Thursday, May 24, 2007

My friend Kayla and I were talking about stress and burn-out, something that's all too common amongst people who work in NGOs and people who live war zones - and doubly likely for people who work with NGOs in war zones. Kayla suggested that I make a list of the reasons that I'm doing this work, so that I'll have something to look back on when I'm feeling hopeless.

So, here it is. I work in Palestine:

  • Because standing in solidarity with people who are oppressed at the hands of my government is a part of what I believe ethical people do.
  • Because in my own experience, international accompaniment does reduce violence and create a space for indigenous people to wage their own justice struggles.
  • Because the Israeli military occupation Palestine is one of the greatest example of injustice in this decade and one the greatest sources of international stability. Freeing Palestine is crucially important and I'm honored to be able to play an extremely small part of ending it.
  • Because even if my work doesn't make a difference, it's important to try. It's important to witness, even if only so that I am personally able to live with integrity and advocate effectively here at home.
  • Because I feel led to this work.
  • Because I find this work to be life-giving, because in a strange way it's already been my salvation.
  • Because I want to learn what it means to live nonviolently. I know that involves suffering, but I still want to experience it.
  • Because I've wanted to travel to Palestine for years, since I was in 8th grade. This is an opportunity to live out a dream.
  • Because I believe that another person with a solid understanding of the problems of cross-cultural work and a commitment to Palestinian-led resistance can only help organizations like CPT.
  • Because I love Palestine. I've traveled to many different countries and this is still the one that I love the best (though Bolivia is a close second). It's a culture I love. It's food I love. It's olive trees and valleys and beautiful children. It's a gift.

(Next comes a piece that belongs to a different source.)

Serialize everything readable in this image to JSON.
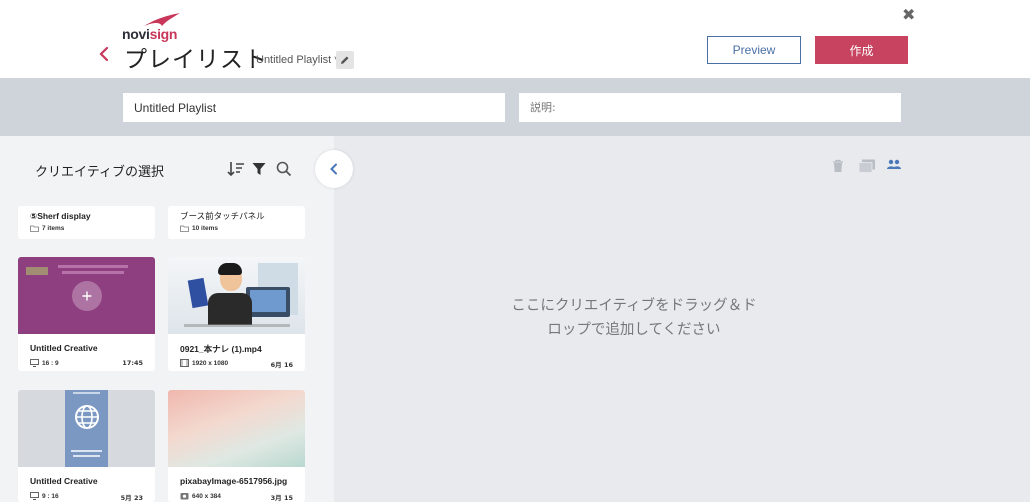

1 comment:

Jennifer G/Portland said...

Joy, Your words stir and resonate. Amidst the discouragement, they are a reminder often needed by others of us working on this issue each in our own ways. Thank you and hope, courage and inner peace as you journey forth. Jennifer G/Portland